• _TASK BRIEF_
Using the listing below, please gather every line containing the word "spring".

• _RECORDS FOR THE TASK_
......
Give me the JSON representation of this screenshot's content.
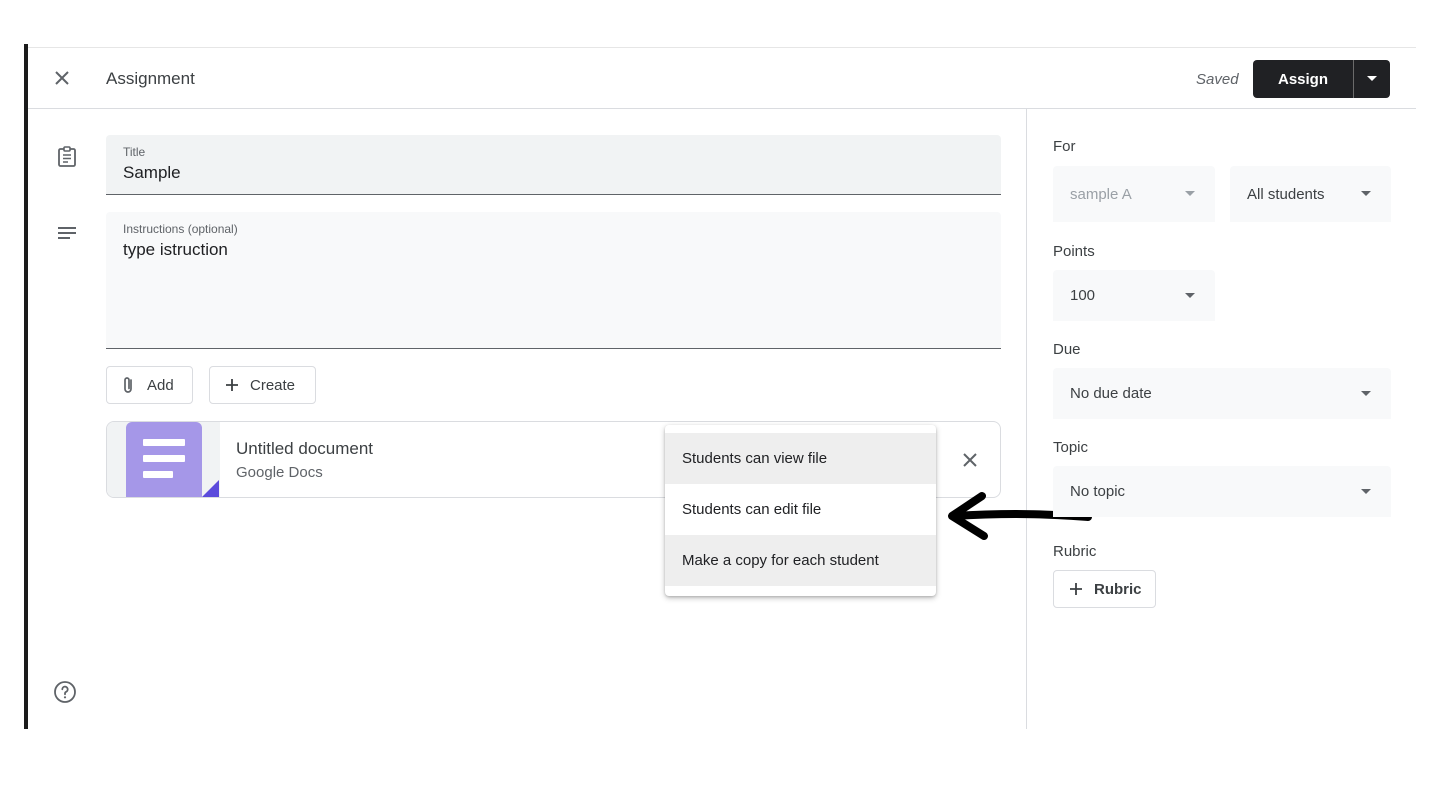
{
  "header": {
    "title": "Assignment",
    "status": "Saved",
    "assign_label": "Assign"
  },
  "form": {
    "title_label": "Title",
    "title_value": "Sample",
    "instructions_label": "Instructions (optional)",
    "instructions_value": "type istruction",
    "add_label": "Add",
    "create_label": "Create"
  },
  "attachment": {
    "name": "Untitled document",
    "type": "Google Docs"
  },
  "share_menu": {
    "items": [
      {
        "label": "Students can view file",
        "highlighted": true
      },
      {
        "label": "Students can edit file",
        "highlighted": false
      },
      {
        "label": "Make a copy for each student",
        "highlighted": true
      }
    ]
  },
  "sidebar": {
    "for_label": "For",
    "class_value": "sample A",
    "students_value": "All students",
    "points_label": "Points",
    "points_value": "100",
    "due_label": "Due",
    "due_value": "No due date",
    "topic_label": "Topic",
    "topic_value": "No topic",
    "rubric_label": "Rubric",
    "rubric_button": "Rubric"
  },
  "colors": {
    "primary_button": "#202124",
    "doc_thumbnail": "#a597e8",
    "doc_corner": "#5b4bdc",
    "field_bg": "#f1f3f4"
  },
  "icons": [
    "close-icon",
    "chevron-down-icon",
    "assignment-icon",
    "notes-icon",
    "paperclip-icon",
    "plus-icon",
    "help-icon",
    "arrow-annotation"
  ]
}
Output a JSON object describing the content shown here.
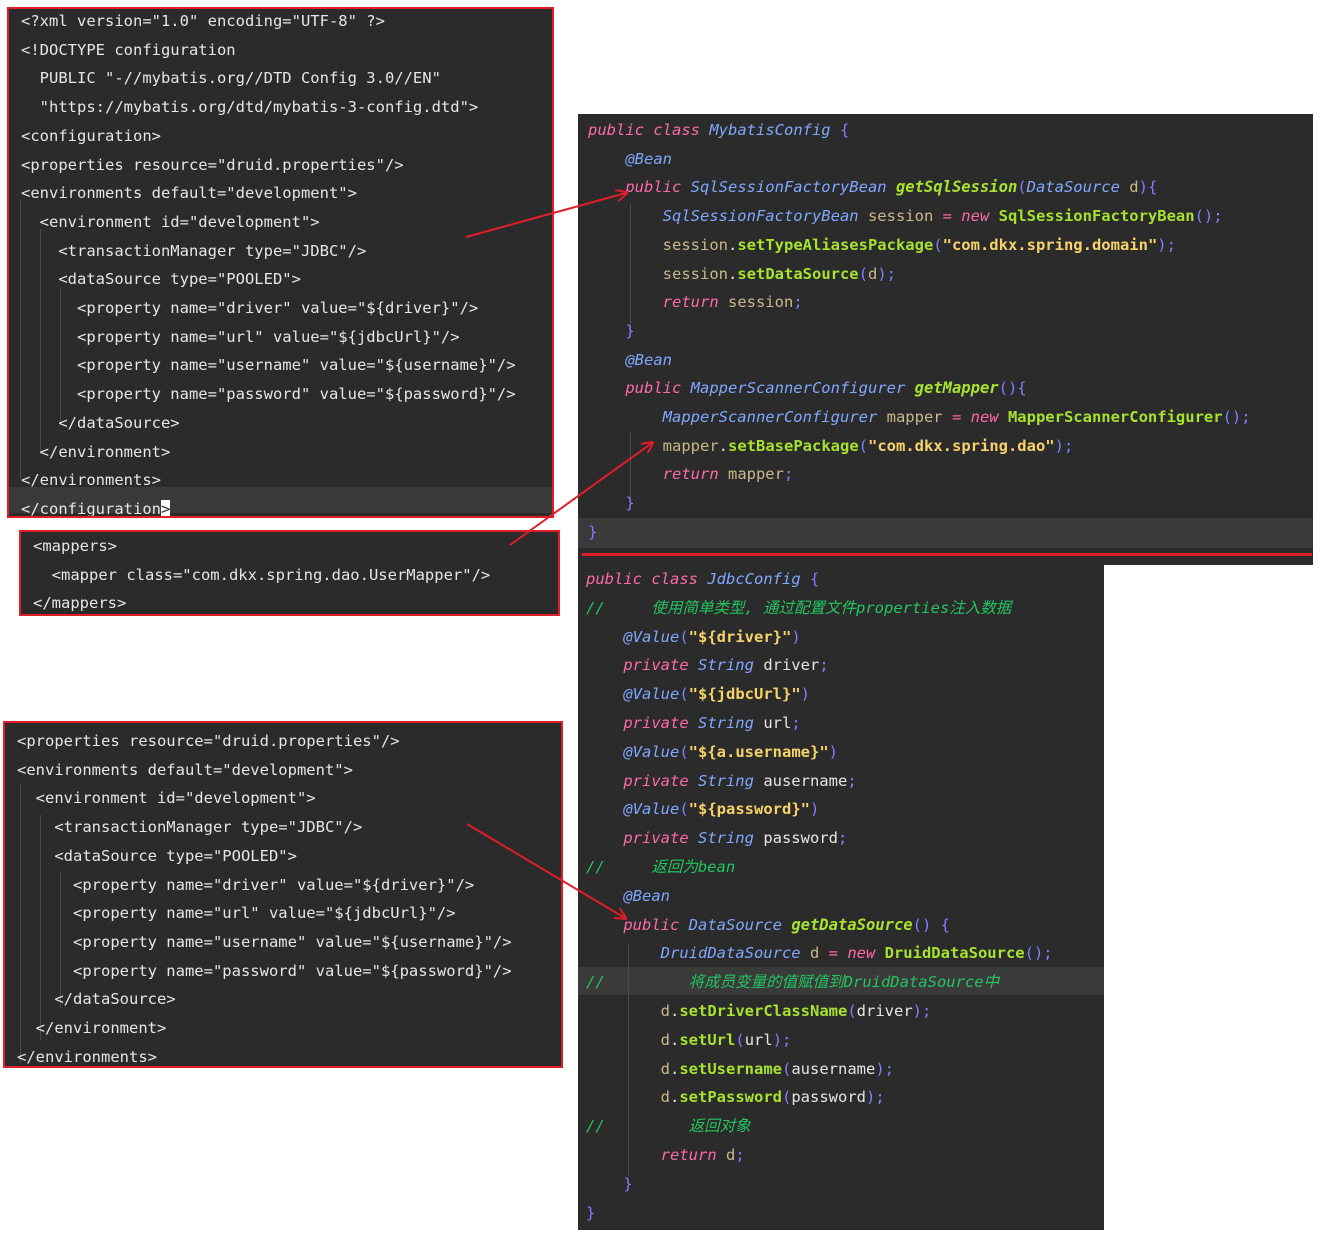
{
  "xml_config": {
    "lines": [
      "<?xml version=\"1.0\" encoding=\"UTF-8\" ?>",
      "<!DOCTYPE configuration",
      "  PUBLIC \"-//mybatis.org//DTD Config 3.0//EN\"",
      "  \"https://mybatis.org/dtd/mybatis-3-config.dtd\">",
      "<configuration>",
      "<properties resource=\"druid.properties\"/>",
      "<environments default=\"development\">",
      "  <environment id=\"development\">",
      "    <transactionManager type=\"JDBC\"/>",
      "    <dataSource type=\"POOLED\">",
      "      <property name=\"driver\" value=\"${driver}\"/>",
      "      <property name=\"url\" value=\"${jdbcUrl}\"/>",
      "      <property name=\"username\" value=\"${username}\"/>",
      "      <property name=\"password\" value=\"${password}\"/>",
      "    </dataSource>",
      "  </environment>",
      "</environments>",
      "</configuration"
    ],
    "last_line_cursor": ">"
  },
  "xml_mappers": {
    "lines": [
      "<mappers>",
      "  <mapper class=\"com.dkx.spring.dao.UserMapper\"/>",
      "</mappers>"
    ]
  },
  "xml_environments": {
    "lines": [
      "<properties resource=\"druid.properties\"/>",
      "<environments default=\"development\">",
      "  <environment id=\"development\">",
      "    <transactionManager type=\"JDBC\"/>",
      "    <dataSource type=\"POOLED\">",
      "      <property name=\"driver\" value=\"${driver}\"/>",
      "      <property name=\"url\" value=\"${jdbcUrl}\"/>",
      "      <property name=\"username\" value=\"${username}\"/>",
      "      <property name=\"password\" value=\"${password}\"/>",
      "    </dataSource>",
      "  </environment>",
      "</environments>"
    ]
  },
  "mybatis_config": {
    "lines": [
      [
        [
          "public class ",
          "kw"
        ],
        [
          "MybatisConfig ",
          "type"
        ],
        [
          "{",
          "p"
        ]
      ],
      [
        [
          "    @Bean",
          "anno"
        ]
      ],
      [
        [
          "    public ",
          "kw"
        ],
        [
          "SqlSessionFactoryBean ",
          "type"
        ],
        [
          "getSqlSession",
          "fnd"
        ],
        [
          "(",
          "p"
        ],
        [
          "DataSource ",
          "type"
        ],
        [
          "d",
          "var"
        ],
        [
          "){",
          "p"
        ]
      ],
      [
        [
          "        SqlSessionFactoryBean ",
          "type"
        ],
        [
          "session ",
          "var"
        ],
        [
          "= ",
          "op"
        ],
        [
          "new ",
          "kw"
        ],
        [
          "SqlSessionFactoryBean",
          "fn"
        ],
        [
          "();",
          "p"
        ]
      ],
      [
        [
          "        session",
          "var"
        ],
        [
          ".",
          "plain"
        ],
        [
          "setTypeAliasesPackage",
          "fn"
        ],
        [
          "(",
          "p"
        ],
        [
          "\"com.dkx.spring.domain\"",
          "str"
        ],
        [
          ");",
          "p"
        ]
      ],
      [
        [
          "        session",
          "var"
        ],
        [
          ".",
          "plain"
        ],
        [
          "setDataSource",
          "fn"
        ],
        [
          "(",
          "p"
        ],
        [
          "d",
          "var"
        ],
        [
          ");",
          "p"
        ]
      ],
      [
        [
          "        return ",
          "kw"
        ],
        [
          "session",
          "var"
        ],
        [
          ";",
          "p"
        ]
      ],
      [
        [
          "    }",
          "p"
        ]
      ],
      [
        [
          "    @Bean",
          "anno"
        ]
      ],
      [
        [
          "    public ",
          "kw"
        ],
        [
          "MapperScannerConfigurer ",
          "type"
        ],
        [
          "getMapper",
          "fnd"
        ],
        [
          "(){",
          "p"
        ]
      ],
      [
        [
          "        MapperScannerConfigurer ",
          "type"
        ],
        [
          "mapper ",
          "var"
        ],
        [
          "= ",
          "op"
        ],
        [
          "new ",
          "kw"
        ],
        [
          "MapperScannerConfigurer",
          "fn"
        ],
        [
          "();",
          "p"
        ]
      ],
      [
        [
          "        mapper",
          "var"
        ],
        [
          ".",
          "plain"
        ],
        [
          "setBasePackage",
          "fn"
        ],
        [
          "(",
          "p"
        ],
        [
          "\"com.dkx.spring.dao\"",
          "str"
        ],
        [
          ");",
          "p"
        ]
      ],
      [
        [
          "        return ",
          "kw"
        ],
        [
          "mapper",
          "var"
        ],
        [
          ";",
          "p"
        ]
      ],
      [
        [
          "    }",
          "p"
        ]
      ],
      [
        [
          "}",
          "p"
        ]
      ]
    ]
  },
  "jdbc_config": {
    "lines": [
      [
        [
          "public class ",
          "kw"
        ],
        [
          "JdbcConfig ",
          "type"
        ],
        [
          "{",
          "p"
        ]
      ],
      [
        [
          "//     使用简单类型, 通过配置文件properties注入数据",
          "cm"
        ]
      ],
      [
        [
          "    @Value",
          "anno"
        ],
        [
          "(",
          "p"
        ],
        [
          "\"${driver}\"",
          "str"
        ],
        [
          ")",
          "p"
        ]
      ],
      [
        [
          "    private ",
          "kw"
        ],
        [
          "String ",
          "type"
        ],
        [
          "driver",
          "plain"
        ],
        [
          ";",
          "p"
        ]
      ],
      [
        [
          "    @Value",
          "anno"
        ],
        [
          "(",
          "p"
        ],
        [
          "\"${jdbcUrl}\"",
          "str"
        ],
        [
          ")",
          "p"
        ]
      ],
      [
        [
          "    private ",
          "kw"
        ],
        [
          "String ",
          "type"
        ],
        [
          "url",
          "plain"
        ],
        [
          ";",
          "p"
        ]
      ],
      [
        [
          "    @Value",
          "anno"
        ],
        [
          "(",
          "p"
        ],
        [
          "\"${a.username}\"",
          "str"
        ],
        [
          ")",
          "p"
        ]
      ],
      [
        [
          "    private ",
          "kw"
        ],
        [
          "String ",
          "type"
        ],
        [
          "ausername",
          "plain"
        ],
        [
          ";",
          "p"
        ]
      ],
      [
        [
          "    @Value",
          "anno"
        ],
        [
          "(",
          "p"
        ],
        [
          "\"${password}\"",
          "str"
        ],
        [
          ")",
          "p"
        ]
      ],
      [
        [
          "    private ",
          "kw"
        ],
        [
          "String ",
          "type"
        ],
        [
          "password",
          "plain"
        ],
        [
          ";",
          "p"
        ]
      ],
      [
        [
          "//     返回为bean",
          "cm"
        ]
      ],
      [
        [
          "    @Bean",
          "anno"
        ]
      ],
      [
        [
          "    public ",
          "kw"
        ],
        [
          "DataSource ",
          "type"
        ],
        [
          "getDataSource",
          "fnd"
        ],
        [
          "() {",
          "p"
        ]
      ],
      [
        [
          "        DruidDataSource ",
          "type"
        ],
        [
          "d ",
          "var"
        ],
        [
          "= ",
          "op"
        ],
        [
          "new ",
          "kw"
        ],
        [
          "DruidDataSource",
          "fn"
        ],
        [
          "();",
          "p"
        ]
      ],
      [
        [
          "//         将成员变量的值赋值到DruidDataSource中",
          "cm"
        ]
      ],
      [
        [
          "        d",
          "var"
        ],
        [
          ".",
          "plain"
        ],
        [
          "setDriverClassName",
          "fn"
        ],
        [
          "(",
          "p"
        ],
        [
          "driver",
          "plain"
        ],
        [
          ");",
          "p"
        ]
      ],
      [
        [
          "        d",
          "var"
        ],
        [
          ".",
          "plain"
        ],
        [
          "setUrl",
          "fn"
        ],
        [
          "(",
          "p"
        ],
        [
          "url",
          "plain"
        ],
        [
          ");",
          "p"
        ]
      ],
      [
        [
          "        d",
          "var"
        ],
        [
          ".",
          "plain"
        ],
        [
          "setUsername",
          "fn"
        ],
        [
          "(",
          "p"
        ],
        [
          "ausername",
          "plain"
        ],
        [
          ");",
          "p"
        ]
      ],
      [
        [
          "        d",
          "var"
        ],
        [
          ".",
          "plain"
        ],
        [
          "setPassword",
          "fn"
        ],
        [
          "(",
          "p"
        ],
        [
          "password",
          "plain"
        ],
        [
          ");",
          "p"
        ]
      ],
      [
        [
          "//         返回对象",
          "cm"
        ]
      ],
      [
        [
          "        return ",
          "kw"
        ],
        [
          "d",
          "var"
        ],
        [
          ";",
          "p"
        ]
      ],
      [
        [
          "    }",
          "p"
        ]
      ],
      [
        [
          "}",
          "p"
        ]
      ]
    ]
  },
  "colors": {
    "panel_bg": "#2b2b2b",
    "frame_red": "#e01e2a",
    "arrow_red": "#e01e2a"
  }
}
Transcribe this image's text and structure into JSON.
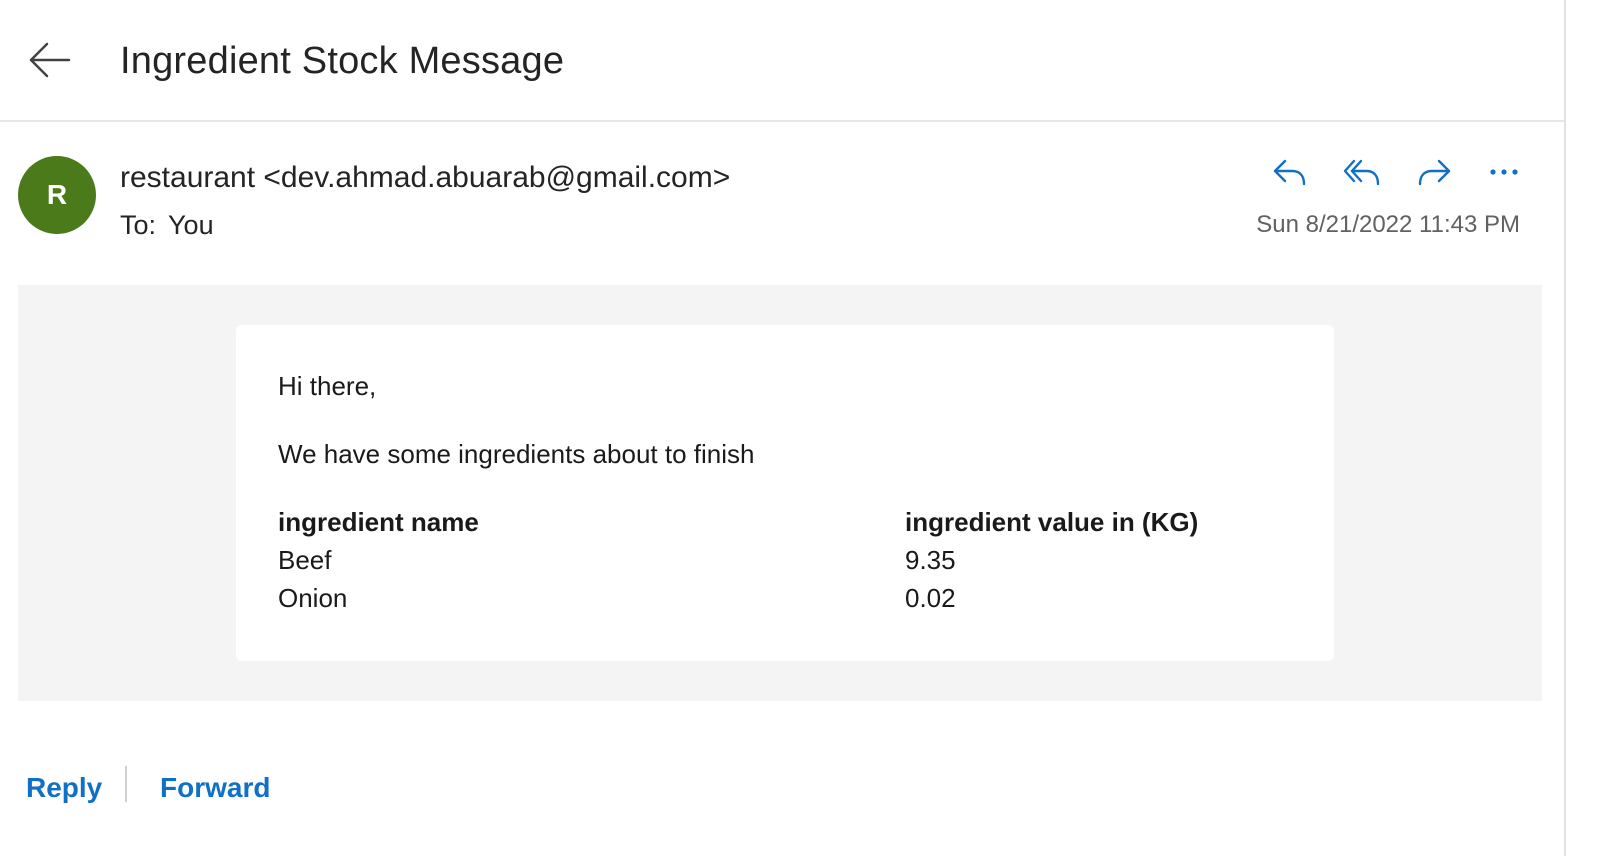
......
• _RESULT FOR THIS EXERCISE_
      "  <mapper class=\"com.dkx.spring.dao.UserMapper\"/>",
          "\"com.dkx.spring.domain\"",
          "\"com.dkx.spring.dao\"",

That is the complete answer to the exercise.